- TASK REQUIREMENTS -
Please set down each line of the material exactly.

- RECORDS SUPPLIED -
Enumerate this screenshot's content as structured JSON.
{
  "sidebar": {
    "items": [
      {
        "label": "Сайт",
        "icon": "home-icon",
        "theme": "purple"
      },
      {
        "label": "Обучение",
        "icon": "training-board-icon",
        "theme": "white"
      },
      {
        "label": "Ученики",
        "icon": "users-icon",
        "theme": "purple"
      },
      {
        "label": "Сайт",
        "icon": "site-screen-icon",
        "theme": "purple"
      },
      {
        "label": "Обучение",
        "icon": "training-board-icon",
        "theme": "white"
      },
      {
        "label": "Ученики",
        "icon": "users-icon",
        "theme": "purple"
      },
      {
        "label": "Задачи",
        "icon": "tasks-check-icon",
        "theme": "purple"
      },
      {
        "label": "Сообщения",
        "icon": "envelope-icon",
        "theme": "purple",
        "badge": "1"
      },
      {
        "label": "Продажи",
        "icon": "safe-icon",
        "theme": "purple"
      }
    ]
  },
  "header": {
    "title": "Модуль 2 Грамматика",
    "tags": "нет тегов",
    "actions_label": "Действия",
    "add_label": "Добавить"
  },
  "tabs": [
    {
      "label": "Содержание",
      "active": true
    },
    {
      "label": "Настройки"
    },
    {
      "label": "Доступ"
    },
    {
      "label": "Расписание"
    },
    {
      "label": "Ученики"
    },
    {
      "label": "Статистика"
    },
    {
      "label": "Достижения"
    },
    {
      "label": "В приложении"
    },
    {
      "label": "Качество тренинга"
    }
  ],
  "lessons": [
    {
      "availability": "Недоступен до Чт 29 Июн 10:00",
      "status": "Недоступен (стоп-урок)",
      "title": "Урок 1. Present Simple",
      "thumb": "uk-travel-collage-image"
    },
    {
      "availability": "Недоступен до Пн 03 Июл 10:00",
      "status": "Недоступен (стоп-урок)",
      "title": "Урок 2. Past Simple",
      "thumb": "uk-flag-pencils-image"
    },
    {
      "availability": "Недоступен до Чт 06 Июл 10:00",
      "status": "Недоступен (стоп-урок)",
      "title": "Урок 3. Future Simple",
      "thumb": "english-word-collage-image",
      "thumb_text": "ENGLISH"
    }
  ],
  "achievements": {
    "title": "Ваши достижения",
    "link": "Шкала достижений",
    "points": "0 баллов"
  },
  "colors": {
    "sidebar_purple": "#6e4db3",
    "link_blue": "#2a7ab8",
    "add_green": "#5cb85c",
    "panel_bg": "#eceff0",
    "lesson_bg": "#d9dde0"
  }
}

- TASK RESULT -
Enumerate this screenshot's content as structured JSON.
{
  "sidebar": {
    "items": [
      {
        "label": "Сайт",
        "icon": "home-icon",
        "theme": "purple"
      },
      {
        "label": "Обучение",
        "icon": "training-board-icon",
        "theme": "white"
      },
      {
        "label": "Ученики",
        "icon": "users-icon",
        "theme": "purple"
      },
      {
        "label": "Сайт",
        "icon": "site-screen-icon",
        "theme": "purple"
      },
      {
        "label": "Обучение",
        "icon": "training-board-icon",
        "theme": "white"
      },
      {
        "label": "Ученики",
        "icon": "users-icon",
        "theme": "purple"
      },
      {
        "label": "Задачи",
        "icon": "tasks-check-icon",
        "theme": "purple"
      },
      {
        "label": "Сообщения",
        "icon": "envelope-icon",
        "theme": "purple",
        "badge": "1"
      },
      {
        "label": "Продажи",
        "icon": "safe-icon",
        "theme": "purple"
      }
    ]
  },
  "header": {
    "title": "Модуль 2 Грамматика",
    "tags": "нет тегов",
    "actions_label": "Действия",
    "add_label": "Добавить"
  },
  "tabs": [
    {
      "label": "Содержание",
      "active": true
    },
    {
      "label": "Настройки"
    },
    {
      "label": "Доступ"
    },
    {
      "label": "Расписание"
    },
    {
      "label": "Ученики"
    },
    {
      "label": "Статистика"
    },
    {
      "label": "Достижения"
    },
    {
      "label": "В приложении"
    },
    {
      "label": "Качество тренинга"
    }
  ],
  "lessons": [
    {
      "availability": "Недоступен до Чт 29 Июн 10:00",
      "status": "Недоступен (стоп-урок)",
      "title": "Урок 1. Present Simple",
      "thumb": "uk-travel-collage-image"
    },
    {
      "availability": "Недоступен до Пн 03 Июл 10:00",
      "status": "Недоступен (стоп-урок)",
      "title": "Урок 2. Past Simple",
      "thumb": "uk-flag-pencils-image"
    },
    {
      "availability": "Недоступен до Чт 06 Июл 10:00",
      "status": "Недоступен (стоп-урок)",
      "title": "Урок 3. Future Simple",
      "thumb": "english-word-collage-image",
      "thumb_text": "ENGLISH"
    }
  ],
  "achievements": {
    "title": "Ваши достижения",
    "link": "Шкала достижений",
    "points": "0 баллов"
  },
  "colors": {
    "sidebar_purple": "#6e4db3",
    "link_blue": "#2a7ab8",
    "add_green": "#5cb85c",
    "panel_bg": "#eceff0",
    "lesson_bg": "#d9dde0"
  }
}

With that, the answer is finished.